Caffeine is a popular stimulant that impacts the central nervous system. Caffeine is produced naturally in plants that grow cocoa beans, kola nuts, coffee beans, tea leaves, and other substances.
There are varying degrees of caffeine sensitivity. One person can drink a triple-shot espresso without getting the jitters. Others experience insomnia hours after drinking a small glass of cola. Caffeine sensitivity can also fluctuate daily, based upon multiple changing factors.
While there’s no specific test which measures caffeine sensitivity, most people fall within one of three groups:
Most people have a normal sensitivity to caffeine. People in this range can take in up to 400 milligrams of caffeine daily, without experiencing adverse effects.
According to a 2011 study, around 10 percent of the population carries a gene linked to higher caffeine intake. They can have large amounts of caffeine, late in the day, and not experience side effects, such as unwanted wakefulness.
People with heightened hypersensitivity to caffeine can’t tolerate small amounts of it without experiencing negative side effects.
This isn’t the same thing as an allergy to caffeine, though. A variety of factors causes caffeine sensitivity, such as genetics and your liver’s ability to metabolize caffeine. A caffeine allergy occurs if your immune system mistakes caffeine as a harmful invader and attempts to fight it off with antibodies.
People with caffeine sensitivity experience an intense adrenaline rush when they consume it. They may feel as if they’ve had five or six cups of espresso after drinking only a few sips of regular coffee. Since people with caffeine sensitivity metabolize caffeine more slowly, their symptoms may last for several hours. Symptoms may include:
- racing heartbeat
- nervousness or anxiousness
These symptoms differ from those of a caffeine allergy. Symptoms of a caffeine allergy include:
- itchy skin
- swelling of the throat or tongue
- in severe instances, difficulty breathing and anaphylaxis, a potentially dangerous condition
If you think you have caffeine sensitivity, make sure to become an avid label reader. Caffeine is an ingredient in many products, including medications and supplements.
Try writing a daily log of your food and drug intake to determine if you’re actually taking in more caffeine than you realize. Once you’ve definitively determined your intake, you may be able to more accurately pinpoint your sensitivity level.
If you continue to experience caffeine sensitivity, discuss your symptoms with your doctor. They can perform an allergy skin test to rule out a possible caffeine allergy. Your doctor might also recommend genetic testing to determine if you have a variation in any of the genes that affect metabolizing caffeine.
People with a normal sensitivity to caffeine can typically consume 200 to 400 milligrams daily without any ill effect. This is the equivalent of two to four 5-ounce cups of coffee. It isn’t recommended that people consume more than 600 milligrams daily.

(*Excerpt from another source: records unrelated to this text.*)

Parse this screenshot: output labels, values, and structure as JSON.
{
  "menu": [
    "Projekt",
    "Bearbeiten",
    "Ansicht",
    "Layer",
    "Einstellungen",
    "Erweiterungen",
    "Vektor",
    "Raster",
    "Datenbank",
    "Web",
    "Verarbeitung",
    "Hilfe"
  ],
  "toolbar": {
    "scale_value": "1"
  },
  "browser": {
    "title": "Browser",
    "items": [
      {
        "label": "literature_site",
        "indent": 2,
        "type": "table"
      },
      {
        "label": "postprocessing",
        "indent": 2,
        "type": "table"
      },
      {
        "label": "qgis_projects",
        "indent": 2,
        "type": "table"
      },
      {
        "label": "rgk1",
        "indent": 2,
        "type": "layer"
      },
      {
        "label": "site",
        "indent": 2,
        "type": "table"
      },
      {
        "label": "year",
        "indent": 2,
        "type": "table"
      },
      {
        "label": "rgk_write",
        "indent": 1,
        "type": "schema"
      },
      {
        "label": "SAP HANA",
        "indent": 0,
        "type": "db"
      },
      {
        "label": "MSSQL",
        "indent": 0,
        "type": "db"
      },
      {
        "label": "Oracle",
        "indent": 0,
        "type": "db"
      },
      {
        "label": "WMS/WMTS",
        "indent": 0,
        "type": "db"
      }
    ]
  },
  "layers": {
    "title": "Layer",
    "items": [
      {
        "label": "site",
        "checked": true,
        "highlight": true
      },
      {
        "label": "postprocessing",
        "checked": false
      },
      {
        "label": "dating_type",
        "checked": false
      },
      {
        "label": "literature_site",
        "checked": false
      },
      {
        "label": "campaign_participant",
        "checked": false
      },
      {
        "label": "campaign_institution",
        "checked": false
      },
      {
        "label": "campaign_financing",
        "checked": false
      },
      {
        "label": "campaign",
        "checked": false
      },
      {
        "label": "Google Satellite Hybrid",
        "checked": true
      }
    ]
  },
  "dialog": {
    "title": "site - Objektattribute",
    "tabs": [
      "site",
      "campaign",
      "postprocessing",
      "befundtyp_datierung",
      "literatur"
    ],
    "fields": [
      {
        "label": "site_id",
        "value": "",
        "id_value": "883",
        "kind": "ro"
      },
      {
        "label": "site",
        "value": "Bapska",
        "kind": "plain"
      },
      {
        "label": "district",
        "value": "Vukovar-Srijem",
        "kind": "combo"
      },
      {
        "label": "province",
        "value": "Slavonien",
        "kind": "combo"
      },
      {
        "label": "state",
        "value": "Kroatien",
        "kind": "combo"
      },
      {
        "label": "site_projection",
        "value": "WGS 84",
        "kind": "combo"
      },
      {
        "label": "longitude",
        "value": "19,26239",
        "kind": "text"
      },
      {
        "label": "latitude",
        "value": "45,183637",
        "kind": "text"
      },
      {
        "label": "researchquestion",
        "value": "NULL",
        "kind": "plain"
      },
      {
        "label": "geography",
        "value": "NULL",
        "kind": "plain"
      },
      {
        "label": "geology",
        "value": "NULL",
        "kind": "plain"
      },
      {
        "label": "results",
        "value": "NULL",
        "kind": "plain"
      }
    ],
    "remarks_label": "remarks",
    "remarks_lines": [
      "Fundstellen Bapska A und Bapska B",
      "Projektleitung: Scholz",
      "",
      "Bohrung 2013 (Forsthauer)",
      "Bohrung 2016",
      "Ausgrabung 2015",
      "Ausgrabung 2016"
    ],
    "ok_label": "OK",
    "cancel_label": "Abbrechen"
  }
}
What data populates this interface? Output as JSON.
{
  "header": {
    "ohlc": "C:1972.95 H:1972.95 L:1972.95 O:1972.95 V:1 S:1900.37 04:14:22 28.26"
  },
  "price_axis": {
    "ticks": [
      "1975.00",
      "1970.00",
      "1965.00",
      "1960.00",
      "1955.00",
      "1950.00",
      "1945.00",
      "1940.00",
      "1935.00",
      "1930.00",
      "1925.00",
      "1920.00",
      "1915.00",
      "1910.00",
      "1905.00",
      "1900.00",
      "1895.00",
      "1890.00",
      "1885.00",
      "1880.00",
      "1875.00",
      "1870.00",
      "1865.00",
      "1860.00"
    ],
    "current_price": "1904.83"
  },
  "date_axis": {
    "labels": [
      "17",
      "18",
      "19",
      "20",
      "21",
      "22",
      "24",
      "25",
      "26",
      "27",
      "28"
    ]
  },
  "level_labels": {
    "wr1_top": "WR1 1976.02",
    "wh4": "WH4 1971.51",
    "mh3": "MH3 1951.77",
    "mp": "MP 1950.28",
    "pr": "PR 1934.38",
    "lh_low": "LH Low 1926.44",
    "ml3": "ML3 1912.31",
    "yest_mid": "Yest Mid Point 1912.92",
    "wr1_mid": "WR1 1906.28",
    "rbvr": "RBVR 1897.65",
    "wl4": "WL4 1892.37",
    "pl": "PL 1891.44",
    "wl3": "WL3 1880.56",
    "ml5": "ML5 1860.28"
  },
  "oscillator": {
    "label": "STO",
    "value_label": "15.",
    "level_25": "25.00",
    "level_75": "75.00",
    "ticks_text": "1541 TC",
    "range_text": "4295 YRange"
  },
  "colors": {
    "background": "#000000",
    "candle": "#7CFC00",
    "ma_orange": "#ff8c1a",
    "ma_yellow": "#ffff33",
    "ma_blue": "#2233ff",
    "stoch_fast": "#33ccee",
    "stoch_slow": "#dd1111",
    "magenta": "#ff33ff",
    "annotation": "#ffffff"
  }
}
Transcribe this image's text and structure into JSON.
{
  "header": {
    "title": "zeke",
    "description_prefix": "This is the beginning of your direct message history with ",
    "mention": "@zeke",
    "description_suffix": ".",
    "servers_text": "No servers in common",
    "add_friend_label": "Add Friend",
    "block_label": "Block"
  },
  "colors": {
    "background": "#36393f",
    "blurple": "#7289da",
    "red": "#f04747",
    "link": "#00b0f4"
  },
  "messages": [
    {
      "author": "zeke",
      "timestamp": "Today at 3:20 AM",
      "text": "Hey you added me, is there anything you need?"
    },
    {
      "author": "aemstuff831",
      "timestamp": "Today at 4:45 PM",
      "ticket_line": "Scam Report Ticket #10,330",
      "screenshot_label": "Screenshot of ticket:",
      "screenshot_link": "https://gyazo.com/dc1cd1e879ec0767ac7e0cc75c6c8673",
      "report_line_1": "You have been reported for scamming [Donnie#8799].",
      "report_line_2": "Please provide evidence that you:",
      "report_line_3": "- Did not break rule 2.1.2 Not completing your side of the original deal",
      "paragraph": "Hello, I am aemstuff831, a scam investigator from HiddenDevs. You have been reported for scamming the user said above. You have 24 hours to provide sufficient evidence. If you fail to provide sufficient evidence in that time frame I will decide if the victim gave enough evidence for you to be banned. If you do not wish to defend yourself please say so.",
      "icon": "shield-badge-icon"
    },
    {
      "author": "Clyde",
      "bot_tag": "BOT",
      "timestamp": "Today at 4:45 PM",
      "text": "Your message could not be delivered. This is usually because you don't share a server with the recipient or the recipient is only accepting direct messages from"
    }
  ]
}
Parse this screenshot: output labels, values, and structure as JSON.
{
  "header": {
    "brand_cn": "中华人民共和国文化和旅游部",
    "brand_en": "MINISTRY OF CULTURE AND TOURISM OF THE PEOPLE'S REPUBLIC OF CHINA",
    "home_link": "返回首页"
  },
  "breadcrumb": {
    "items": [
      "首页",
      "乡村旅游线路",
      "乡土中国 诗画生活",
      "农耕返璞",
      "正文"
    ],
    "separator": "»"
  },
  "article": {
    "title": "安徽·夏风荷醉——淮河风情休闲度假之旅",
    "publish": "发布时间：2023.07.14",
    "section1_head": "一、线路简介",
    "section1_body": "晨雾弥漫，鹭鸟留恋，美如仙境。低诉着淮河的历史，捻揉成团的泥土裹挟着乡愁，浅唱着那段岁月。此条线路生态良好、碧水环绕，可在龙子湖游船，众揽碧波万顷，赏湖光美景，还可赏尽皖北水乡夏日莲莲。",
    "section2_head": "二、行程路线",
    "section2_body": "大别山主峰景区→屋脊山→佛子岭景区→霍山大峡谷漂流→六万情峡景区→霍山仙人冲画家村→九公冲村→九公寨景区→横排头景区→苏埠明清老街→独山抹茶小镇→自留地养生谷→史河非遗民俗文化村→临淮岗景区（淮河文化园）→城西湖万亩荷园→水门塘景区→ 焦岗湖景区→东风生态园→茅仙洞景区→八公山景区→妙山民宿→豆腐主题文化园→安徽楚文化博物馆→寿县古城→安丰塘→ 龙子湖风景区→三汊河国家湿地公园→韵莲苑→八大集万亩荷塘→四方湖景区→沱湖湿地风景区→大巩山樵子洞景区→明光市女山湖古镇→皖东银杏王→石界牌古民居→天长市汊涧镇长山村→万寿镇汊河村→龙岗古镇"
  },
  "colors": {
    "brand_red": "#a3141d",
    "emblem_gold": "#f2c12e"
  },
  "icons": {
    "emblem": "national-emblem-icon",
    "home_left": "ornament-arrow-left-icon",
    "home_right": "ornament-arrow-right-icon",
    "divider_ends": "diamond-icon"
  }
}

There are no current recommendations about caffeine intake for children or adolescents.
People who are highly sensitive to caffeine should greatly reduce or eliminate their intake completely. Some people are most comfortable if they consume no caffeine at all. Others may be able to tolerate a small amount, averaging 30 to 50 milligrams daily.
A 5-ounce cup of green tea has around 30 milligrams of caffeine. The average cup of decaffeinated coffee has 2 milligrams.
Many factors can result in caffeine sensitivity, such as gender, age, and weight. Other causes include:
Some medications and herbal supplements can increase caffeine’s effects. This includes the medication theophylline and the herbal supplements ephedrine and echinacea.
Genetics and brain chemistry
Your brain is made up of around 100 billion nerve cells, called neurons. The job of neurons is to transmit instructions within the brain and nervous system. They do this with the help of chemical neurotransmitters, such as adenosine and adrenaline.
Neurotransmitters act as a type of messenger service between neurons. They fire billions of times a day in reaction to your biological processes, movements, and thoughts. The more active your brain is, the more adenosine it produces.
As adenosine levels build up, you become more and more tired. Caffeine binds to adenosine receptors in the brain, blocking their ability to signal us when we become fatigued. It also impacts other neurotransmitters that have a stimulating, feel-good effect, such as dopamine.
According to a 2012 study, people with caffeine sensitivity have an amplified reaction to this process caused by a variation in their ADORA2A gene. People with this gene variation feel caffeine’s affects more powerfully and for longer periods of time.
Genetics may also play a role in how your liver metabolizes caffeine. People with caffeine sensitivity produce less of a liver enzyme called CYP1A2. This enzyme plays a role in how quickly your liver metabolizes caffeine. People with caffeine sensitivity take longer to process and eliminate caffeine from their system. This makes its impact more intense and last longer.
Caffeine sensitivity isn’t the same thing as caffeine allergy. Caffeine sensitivity may have a genetic link. While symptoms aren’t usually harmful, you can eliminate your symptoms by reducing or eliminating caffeine.